The third Canadian on the line to keep company with Gaudaur and Toohey is inside wing Don Shanty MacKenzie, Toronto Beaches-India ns, a repeater from my last year’s all-star selections. Lacking some of his former weight, he still packs 210 pounds of quick-breaking speed, can tackle in the open, play the backfield, submarine or run interference with the best of them. One of the best team men it has ever been our pleasure to see on a squad, this game, ex-sergeant-major helped to hold together a team plagued with injuries throughout the autumn. Not quite as good as he was the previous season he still has the youth which, as we said before, is a trifle hard to find along wing lines today.

Rounding—and possibly that is the right word—rounding out the squad is Bronco Reese of Montreal at middle wing. A giant of a man, a former Chicago Bear, carrying experience as a fullback and an alderman’s chest, it seemed as though he might pass away of heat prostration in the fierce temperatures of our early season before he drove his big frame into condition. It seemed as though Coach Hayman might have prostration also as his imports either bogged down or were injured one by one, but Reese finally found himself and was the gent who really revived the Larks when they were at their worst. Doubling at tackle on the attack and centre secondary on the defense he also took a turn at the ball carrying. Still somewhat confused at his defensive post by the Canadian wide swings and cutbacks and men-in-motion, he is very

punishing when he hits. His great size, 1 fair speed and ferocious drive make him I one of the old-type linemen of the Í Wadsworth, Gelhaye stature. We i

could get lots of argument here for ( middle wings like Trawyck of Alouettes i who has not quite shown as much i hurry-up as of old, or Ascott the t Argos’ hard battler who was one of the 1 Scullers still holding his own along the t front wall this year. t

i This, then, is how the front wall c would line up: Gaudaur, centre;

Mackenzie and Michaels insides; Reese c

and Waggoner middle and Toohey and r Strode ends. r

After all, arguments are what Allt Star teams are supposed to start. s

Actually the old-fashioned 12 iron t men All-Star idea of a team is giving \ way all too rapidly to local improvei ments. I

The unlimited substitution rule this £

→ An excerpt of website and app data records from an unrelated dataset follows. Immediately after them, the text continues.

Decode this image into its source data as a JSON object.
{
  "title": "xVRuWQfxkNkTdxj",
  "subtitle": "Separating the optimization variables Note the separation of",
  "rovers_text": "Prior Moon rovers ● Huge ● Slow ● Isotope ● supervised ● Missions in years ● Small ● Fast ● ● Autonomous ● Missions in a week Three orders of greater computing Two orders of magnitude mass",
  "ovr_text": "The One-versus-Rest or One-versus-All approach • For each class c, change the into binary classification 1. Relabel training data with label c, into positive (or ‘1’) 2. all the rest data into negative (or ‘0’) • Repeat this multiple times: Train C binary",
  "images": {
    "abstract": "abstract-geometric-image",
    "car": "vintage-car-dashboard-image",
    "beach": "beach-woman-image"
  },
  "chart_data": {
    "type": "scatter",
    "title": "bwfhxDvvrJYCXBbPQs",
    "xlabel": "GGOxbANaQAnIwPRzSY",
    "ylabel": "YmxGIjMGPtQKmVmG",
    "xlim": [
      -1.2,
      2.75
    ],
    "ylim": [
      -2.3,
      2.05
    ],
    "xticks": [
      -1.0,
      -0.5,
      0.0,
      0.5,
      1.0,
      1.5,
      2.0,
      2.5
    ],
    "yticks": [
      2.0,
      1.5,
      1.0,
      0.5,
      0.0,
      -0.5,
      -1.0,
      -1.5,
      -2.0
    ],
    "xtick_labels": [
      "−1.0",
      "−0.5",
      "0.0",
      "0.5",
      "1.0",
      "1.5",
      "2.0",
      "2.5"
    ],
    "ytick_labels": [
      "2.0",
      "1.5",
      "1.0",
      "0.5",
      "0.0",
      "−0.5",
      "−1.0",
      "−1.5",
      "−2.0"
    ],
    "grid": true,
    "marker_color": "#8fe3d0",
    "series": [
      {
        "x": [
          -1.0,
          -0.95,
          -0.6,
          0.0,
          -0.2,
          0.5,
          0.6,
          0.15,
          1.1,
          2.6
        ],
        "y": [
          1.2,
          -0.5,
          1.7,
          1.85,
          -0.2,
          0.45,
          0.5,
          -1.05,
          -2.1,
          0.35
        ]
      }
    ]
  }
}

year has brought out such a flock of 1 specialists that the team should, of f course, include the man who comes on v to run back kicks, the gent who trots in r to boot placements and his friend who a holds the ball for him and the hardd working Big Shoulders who takes the t scat back’s place when there is some i

tackling to be done, to say nothing of the chap from the players’ committee s

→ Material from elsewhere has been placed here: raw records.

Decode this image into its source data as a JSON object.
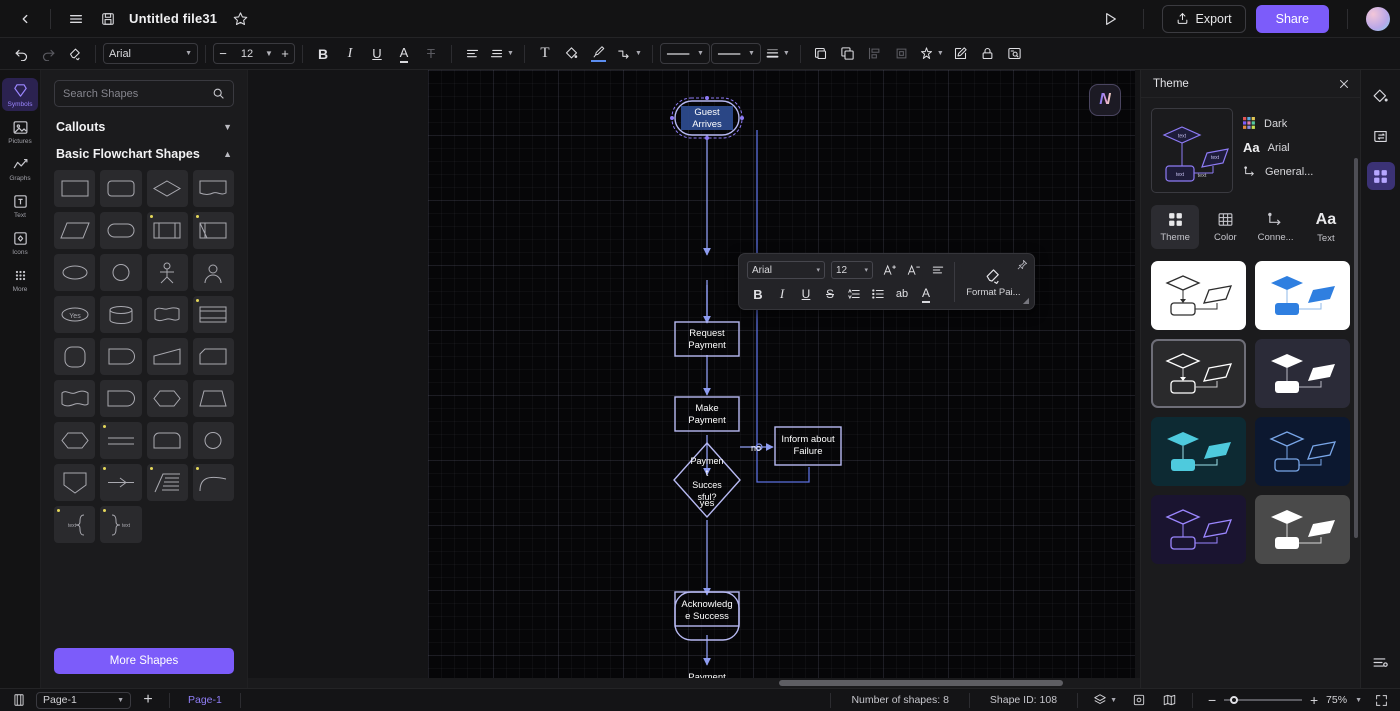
{
  "titlebar": {
    "back_icon": "chevron-left-icon",
    "menu_icon": "hamburger-menu-icon",
    "save_icon": "save-disk-icon",
    "doc_title": "Untitled file31",
    "favorite_icon": "star-icon",
    "present_icon": "play-present-icon",
    "export_label": "Export",
    "share_label": "Share",
    "avatar": "user-avatar"
  },
  "toolbar": {
    "font_family": "Arial",
    "font_size": "12",
    "line_style_value": "————",
    "border_style_value": "————",
    "items": [
      "undo-icon",
      "redo-icon",
      "format-painter-icon",
      "bold-icon",
      "italic-icon",
      "underline-icon",
      "font-color-icon",
      "strikethrough-icon",
      "align-icon",
      "line-spacing-icon",
      "text-box-icon",
      "fill-color-icon",
      "brush-icon",
      "connector-icon",
      "line-weight-icon",
      "bring-forward-icon",
      "duplicate-icon",
      "align-objects-icon",
      "crop-icon",
      "effects-icon",
      "edit-icon",
      "lock-icon",
      "find-icon"
    ]
  },
  "rail": {
    "items": [
      {
        "label": "Symbols",
        "icon": "symbols-icon",
        "active": true
      },
      {
        "label": "Pictures",
        "icon": "picture-icon",
        "active": false
      },
      {
        "label": "Graphs",
        "icon": "graph-icon",
        "active": false
      },
      {
        "label": "Text",
        "icon": "text-icon",
        "active": false
      },
      {
        "label": "Icons",
        "icon": "icons-icon",
        "active": false
      },
      {
        "label": "More",
        "icon": "more-grid-icon",
        "active": false
      }
    ]
  },
  "shapes_panel": {
    "search_placeholder": "Search Shapes",
    "search_value": "",
    "search_icon": "search-icon",
    "sections": [
      {
        "title": "Callouts",
        "expanded": false
      },
      {
        "title": "Basic Flowchart Shapes",
        "expanded": true
      }
    ],
    "more_shapes_label": "More Shapes"
  },
  "float_toolbar": {
    "font_family": "Arial",
    "font_size": "12",
    "format_painter_label": "Format Pai...",
    "pin_icon": "pin-icon",
    "buttons": [
      "increase-font-icon",
      "decrease-font-icon",
      "align-icon",
      "bold-icon",
      "italic-icon",
      "underline-icon",
      "strikethrough-icon",
      "line-spacing-icon",
      "bullet-list-icon",
      "change-case-icon",
      "font-color-icon"
    ],
    "change_case_label": "ab"
  },
  "canvas": {
    "logo_badge": "app-logo-badge",
    "nodes": [
      {
        "id": "start",
        "text": "Guest Arrives",
        "shape": "stadium",
        "selected": true
      },
      {
        "id": "request",
        "text": "Request Payment",
        "shape": "rect"
      },
      {
        "id": "make",
        "text": "Make Payment",
        "shape": "rect"
      },
      {
        "id": "decision",
        "text": "Payment Successful?",
        "shape": "diamond"
      },
      {
        "id": "failure",
        "text": "Inform about Failure",
        "shape": "rect"
      },
      {
        "id": "ack",
        "text": "Acknowledge Success",
        "shape": "rect"
      },
      {
        "id": "end",
        "text": "Payment Completed",
        "shape": "stadium"
      }
    ],
    "edge_labels": {
      "no": "no",
      "yes": "yes"
    }
  },
  "theme_panel": {
    "title": "Theme",
    "close_icon": "close-icon",
    "preview_name": "theme-preview",
    "meta": [
      {
        "label": "Dark",
        "icon": "color-palette-icon"
      },
      {
        "label": "Arial",
        "icon": "font-aa-icon"
      },
      {
        "label": "General...",
        "icon": "connector-icon"
      }
    ],
    "tabs": [
      {
        "label": "Theme",
        "icon": "theme-grid-icon",
        "active": true
      },
      {
        "label": "Color",
        "icon": "color-table-icon",
        "active": false
      },
      {
        "label": "Conne...",
        "icon": "connector-icon",
        "active": false
      },
      {
        "label": "Text",
        "icon": "font-aa-icon",
        "active": false
      }
    ],
    "swatches": [
      {
        "name": "light-white",
        "bg": "#ffffff",
        "stroke": "#2d2d2d",
        "fill": "none",
        "selected": false
      },
      {
        "name": "blue-on-white",
        "bg": "#ffffff",
        "stroke": "#2f7fe0",
        "fill": "#2f7fe0",
        "selected": false
      },
      {
        "name": "dark",
        "bg": "#2a2a2c",
        "stroke": "#ffffff",
        "fill": "none",
        "selected": true
      },
      {
        "name": "dark-navy-solid",
        "bg": "#2b2b38",
        "stroke": "#ffffff",
        "fill": "#ffffff",
        "selected": false
      },
      {
        "name": "teal-on-dark",
        "bg": "#0d2a33",
        "stroke": "#4ecadd",
        "fill": "#4ecadd",
        "selected": false
      },
      {
        "name": "blue-outline-dark",
        "bg": "#0c1830",
        "stroke": "#79a6e8",
        "fill": "none",
        "selected": false
      },
      {
        "name": "purple-outline-dark",
        "bg": "#1a1430",
        "stroke": "#9b86ff",
        "fill": "none",
        "selected": false
      },
      {
        "name": "gray-solid",
        "bg": "#4a4a4a",
        "stroke": "#ffffff",
        "fill": "#ffffff",
        "selected": false
      }
    ]
  },
  "right_rail": {
    "items": [
      {
        "icon": "fill-bucket-icon",
        "active": false
      },
      {
        "icon": "replace-swap-icon",
        "active": false
      },
      {
        "icon": "theme-grid-icon",
        "active": true
      }
    ],
    "bottom_icon": "settings-sliders-icon"
  },
  "statusbar": {
    "page_panel_icon": "page-panel-icon",
    "page_select": "Page-1",
    "add_page_icon": "plus-icon",
    "page_tab": "Page-1",
    "shape_count": "Number of shapes: 8",
    "shape_id": "Shape ID: 108",
    "layers_icon": "layers-icon",
    "focus_icon": "focus-icon",
    "map_icon": "minimap-icon",
    "zoom_minus": "minus-icon",
    "zoom_plus": "plus-icon",
    "zoom_value": "75%",
    "fullscreen_icon": "fullscreen-icon"
  }
}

who stands up in the huddles and a counts the customers. c

Even the undermanned or more r

conservative clubs have taken advanc

tage of the sub-at-any-time notion to r

have a punter rushed in on last down to kick and be subbed immediately by some pass defense speeder who in turn is replaced by the ball-toter type when Our Side gets possession again. So that as the match progresses these chappies and part-time employees of the other team form quite a claque on the sidelines as they run up and down field with the yardstick officials until one gets the feeling that one is back on the jolly old towpath at Putney.

Thus our 1948 All-Stars lack, we confess, a really capable blocking or mousetrapping quarter such as the redoubtable Hamilton Wildcat Gnup, or a hard, slanting six-foot-three specialist such as John Lake of Beaches-Indians to play wingback for reverse plays which demand a certain type of running or move in over centre for high toss passes, or a wet-ball booter. Dug Smith of the Tigers, for example, or a halfback such as the pro baseball player Harper, also of the Bengals, who was Filchock’s favorite target for running passes from the spread. Or again the likes of Grant and Lee, who despite their Civil War monikers combine so well for Regina on short flips into the flat.

In case you are one who demands the same next year we will pick the modern all-star team of defenders, attackers, delayers, pinch hitters and customers’ men. And, in doing so, will have to demand a bigger bench and a larger magazine. -fa